“There are parts of town where a cell phone is a paperweight… It’s useless,” he said, drawing laughter from the crowd. “I think those areas outnumber the areas of town that has good coverage. We are working to correct that without visually destroying our landscaping. … Wherever we put it, it’s got to fit in. We’re not going to put a 200-foot tower in the middle of Memorial Park that’s silver and gold and all those things.”
Lawrence also noted the new police consolidated dispatch. He said so far the town had been very pleased with it and that it would save the town $109,603 over five years and then up to $25,000 per year after.
Though not planning to be one of the presenters, Police Chief Eric Brown was called to the podium after multiple members of the audience raised questions of if the police was too aggressive in their enforcement and if Blowing Rock was a “speed trap.”
Brown took the criticism in stride, saying that any time a complaint comes in to him, he thoroughly looks into it. He added that on the issues he had looked into, he found that his officers had been very courteous.
As to the concern of speed traps, he said, “I did actually look at one speed trap website specifically and Blowing Rock was on there, but so was about 400 other municipalities in the state of North Carolina, including Boone, Lenoir, Hickory [and others].”
He also added that people in Blowing Rock are no more likely to get pulled over now than they were in years prior. He made the point that perhaps due to the downturn of the economy, maybe less tourists were coming each year and it was resulting in more locals being pulled over percentage-wise.
Despite the audience criticism, one gentleman in the audience had a very nice story regarding the Blowing Rock Police Department. He said during a severe snowstorm a few years ago he realized he was out of one of his medications and called the drug store asking if there was any way they could get it to him.

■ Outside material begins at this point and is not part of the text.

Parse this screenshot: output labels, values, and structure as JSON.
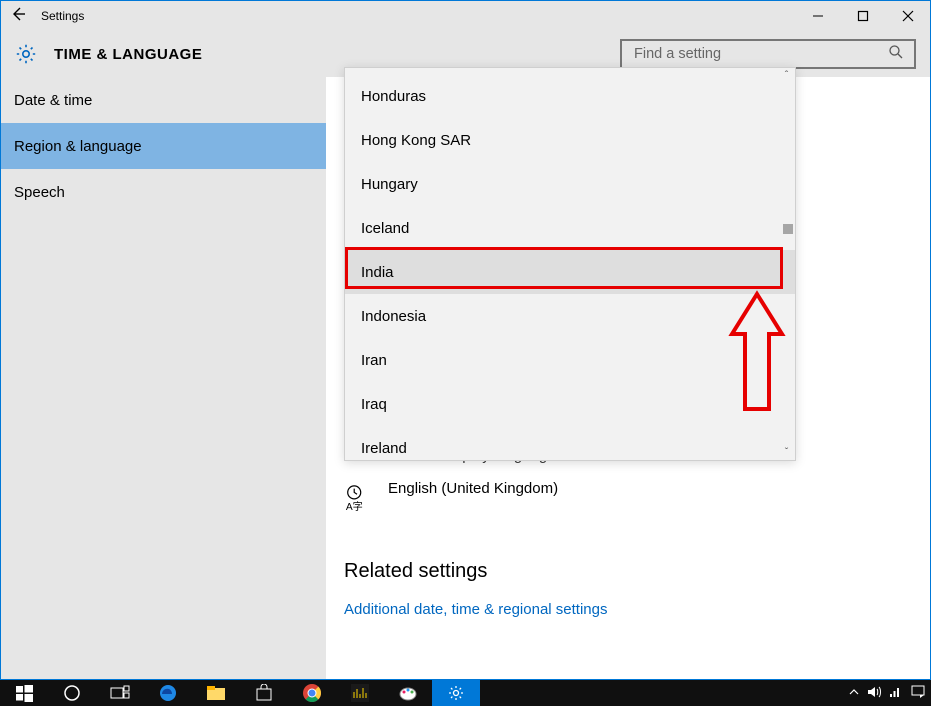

He said that ultimately, officers from the Blowing Rock PD went out in the storm, picked up his medication from the drug store and brought it to his home.
“Now show me that in Charlotte,” the man said, as other audience members murmured agreement. “We’ve got a good thing here and I get tired of hearing people complaining.”
Ultimately, every concern or criticism that Chief Brown responded to, he drew widespread applause from the audience.
Speaking to the matter of high police turnover in the town, Kent Tarbutton, TDA board chairman and owner of Chetola Mountain Resort, stood up in the audience and made the case that officers didn’t have to go far down the road to find a higher paying job, referencing the Boone Police Department and the Watauga County Sheriff’s Office as examples of that. He argued that they “cannot afford to live here,” and that it made sense why there is a high turnover rate within the department.
Amanda Lugenbell, assistant director of the Tourism Development Authority, then gave a brief TDA update. She said of BRAHM that more than 15,000 people have visited the museum so far. She also noted that in 2011, Watauga County was ranked 19th in travel impact in the state.
“That means that the county is doing really well and it’s a really good thing to be part of this county,” she said.
To view the State of the Town PowerPoint slides, click here.